The house was apparently renovated in the early 19th century; by 1838 it appears to have had a canted bay and large extension on the north-east. The bay had been removed before 1913, by which time the roof had been rebuilt and small Gothic dormers and the porch added. Earlier, in the 18th century, the whole estate could be viewed from a turret on the house, and there is evidence that the house was formerly higher at the back (north); an older house sited there may have been lost in the 1884 earthquake and later replaced by low, mostly one-storeyed service accommodation. The brick buttresses on the south front were probably added at that time. The house was unoccupied between 1902 and 1913 and panelling was removed to Langham Hall.

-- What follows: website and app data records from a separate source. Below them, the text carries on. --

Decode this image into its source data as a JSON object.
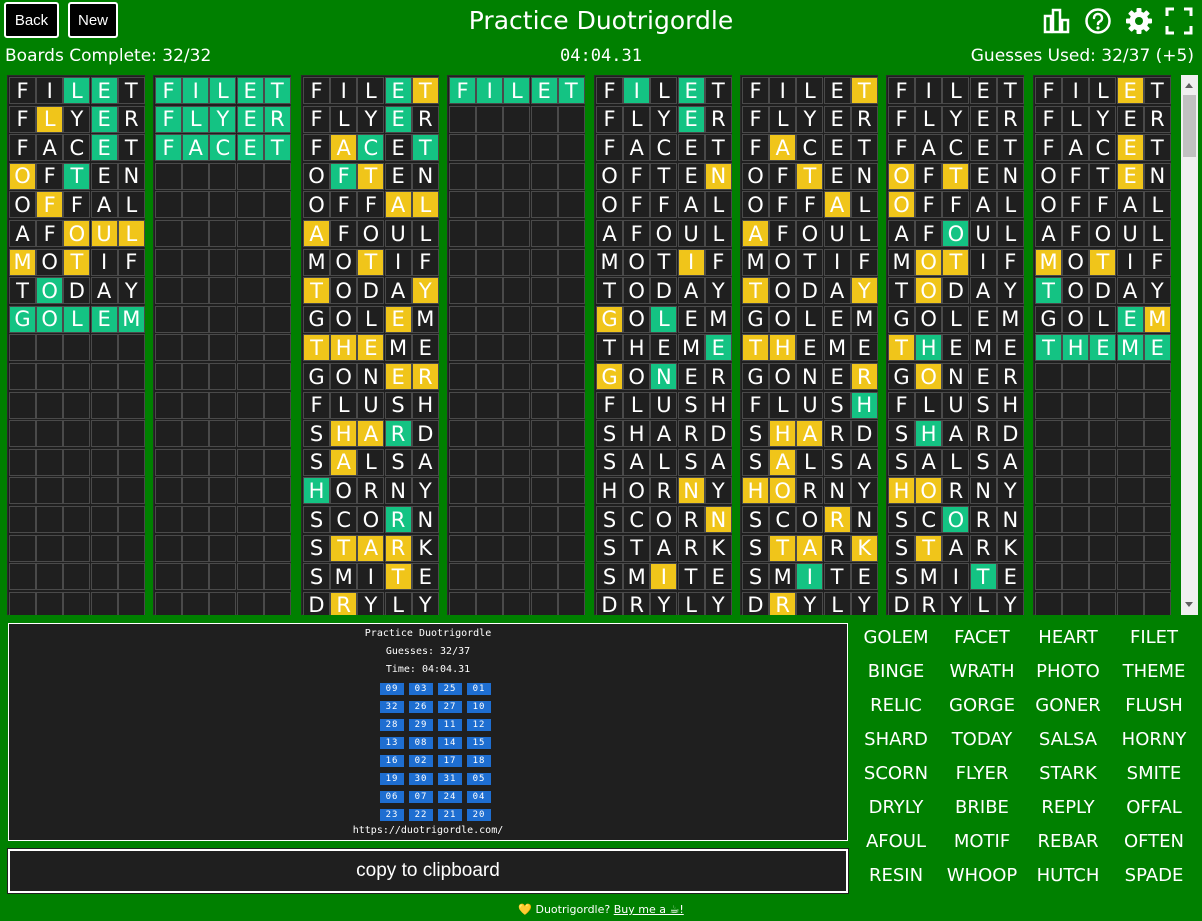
{
  "header": {
    "back_label": "Back",
    "new_label": "New",
    "title": "Practice Duotrigordle",
    "icons": [
      "bar-chart-icon",
      "help-icon",
      "gear-icon",
      "fullscreen-icon"
    ]
  },
  "status": {
    "boards_complete": "Boards Complete: 32/32",
    "timer": "04:04.31",
    "guesses_used": "Guesses Used: 32/37 (+5)"
  },
  "colors": {
    "background": "#008000",
    "correct": "#14c383",
    "present": "#f0c51a",
    "board": "#1f1f1f"
  },
  "guesses": [
    "FILET",
    "FLYER",
    "FACET",
    "OFTEN",
    "OFFAL",
    "AFOUL",
    "MOTIF",
    "TODAY",
    "GOLEM",
    "THEME",
    "GONER",
    "FLUSH",
    "SHARD",
    "SALSA",
    "HORNY",
    "SCORN",
    "STARK",
    "SMITE",
    "DRYLY"
  ],
  "boards": [
    {
      "rows": [
        "ssggs",
        "sysgs",
        "sssgs",
        "ysgss",
        "sysss",
        "ssyyy",
        "ysyss",
        "sgsss",
        "ggggg"
      ]
    },
    {
      "rows": [
        "ggggg",
        "ggggg",
        "ggggg"
      ]
    },
    {
      "rows": [
        "sssgy",
        "sssgs",
        "sygsg",
        "sgyss",
        "sssyy",
        "yssss",
        "ssyss",
        "ysssy",
        "sssys",
        "yyyss",
        "sssyy",
        "sssss",
        "syygs",
        "syss",
        "gssss",
        "sssgs",
        "syyys",
        "sssys",
        "syss"
      ]
    },
    {
      "rows": [
        "ggggg"
      ]
    },
    {
      "rows": [
        "sgsgs",
        "sssgs",
        "sssss",
        "ssssy",
        "sssss",
        "sssss",
        "sssys",
        "sssss",
        "ysgss",
        "ssssg",
        "ysgss",
        "sssss",
        "sssss",
        "sssss",
        "sssys",
        "ssssy",
        "sssss",
        "ssyss",
        "sssss"
      ]
    },
    {
      "rows": [
        "ssssy",
        "sssss",
        "sysss",
        "ssyss",
        "sssys",
        "yssss",
        "sssss",
        "ysssy",
        "sssss",
        "yysss",
        "ssssy",
        "ssssg",
        "syyss",
        "syss",
        "yyss",
        "sssys",
        "syysy",
        "ssgss",
        "sysss"
      ]
    },
    {
      "rows": [
        "sssss",
        "sssss",
        "sssss",
        "ysyss",
        "ysss",
        "ssgss",
        "syyss",
        "syss",
        "ssss",
        "ygsss",
        "sysss",
        "sssss",
        "sgsss",
        "sssss",
        "yysss",
        "ssgss",
        "sysss",
        "sssgs",
        "sssss"
      ]
    },
    {
      "rows": [
        "sssys",
        "sssss",
        "sssys",
        "sssys",
        "sssss",
        "sssss",
        "ysysss",
        "gssss",
        "sssgy",
        "ggggg"
      ]
    }
  ],
  "share": {
    "title": "Practice Duotrigordle",
    "guesses": "Guesses: 32/37",
    "time": "Time: 04:04.31",
    "grid": [
      [
        "09",
        "03",
        "25",
        "01"
      ],
      [
        "32",
        "26",
        "27",
        "10"
      ],
      [
        "28",
        "29",
        "11",
        "12"
      ],
      [
        "13",
        "08",
        "14",
        "15"
      ],
      [
        "16",
        "02",
        "17",
        "18"
      ],
      [
        "19",
        "30",
        "31",
        "05"
      ],
      [
        "06",
        "07",
        "24",
        "04"
      ],
      [
        "23",
        "22",
        "21",
        "20"
      ]
    ],
    "url": "https://duotrigordle.com/"
  },
  "copy_label": "copy to clipboard",
  "words": [
    "GOLEM",
    "FACET",
    "HEART",
    "FILET",
    "BINGE",
    "WRATH",
    "PHOTO",
    "THEME",
    "RELIC",
    "GORGE",
    "GONER",
    "FLUSH",
    "SHARD",
    "TODAY",
    "SALSA",
    "HORNY",
    "SCORN",
    "FLYER",
    "STARK",
    "SMITE",
    "DRYLY",
    "BRIBE",
    "REPLY",
    "OFFAL",
    "AFOUL",
    "MOTIF",
    "REBAR",
    "OFTEN",
    "RESIN",
    "WHOOP",
    "HUTCH",
    "SPADE"
  ],
  "footer": {
    "heart": "💛",
    "text": "Duotrigordle?",
    "link": "Buy me a ☕!"
  }
}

Restored c. 1913, it had decayed again by the 1970s, and was restored c. 1980 for Essex and Suffolk Water by Gerald Shenstone and Partners. (fn. 47)
The freehold estate known as WENLOCKS, but by 1861 as Hill farm, (fn. 48) apparently held of the honor of Clare by the service of a knight's fee, (fn. 49) was recorded between 1255 and 1257 when Nigel the chamberlain and his wife Alice sold it to Adam Wenlock. (fn. 50) It was probably the land that Thomas Wenlock bought from Richard Wenlock in 1326. (fn. 51) The estate remained in the Wenlock family from the 14th to the 18th centuries, except for the period 1652-3 when the estates of the royalist John Wenlock were sequestered. (fn. 52) About 1719 Wenlocks was bought by Thomas Wyncoll who added it to the Langham Valley estate. (fn. 53)
Wenlocks is an L-shaped house, the earliest part of which is the hall, probably 15th-century or earlier. A two-bayed cross wing with an external stack was added to the hall, probably by R. and A. Wenlock, whose initials and the date 1556 are recorded on ceiling and wall paintings on the ground and first floors. (fn. 54) The hall was probably floored after 1578 and the wall posts extended to create a full second storey and large attics with a side-purlin roof. (fn. 55) The inserted stack has fireplaces originally serving the ground and first floor rooms on both sides. The cross wing was extended to the rear by one bay in the 17th century, and the house was largely refenestrated in the 18th century. It was divided into two at some point, perhaps in the 19th century, but was a single house in 1999.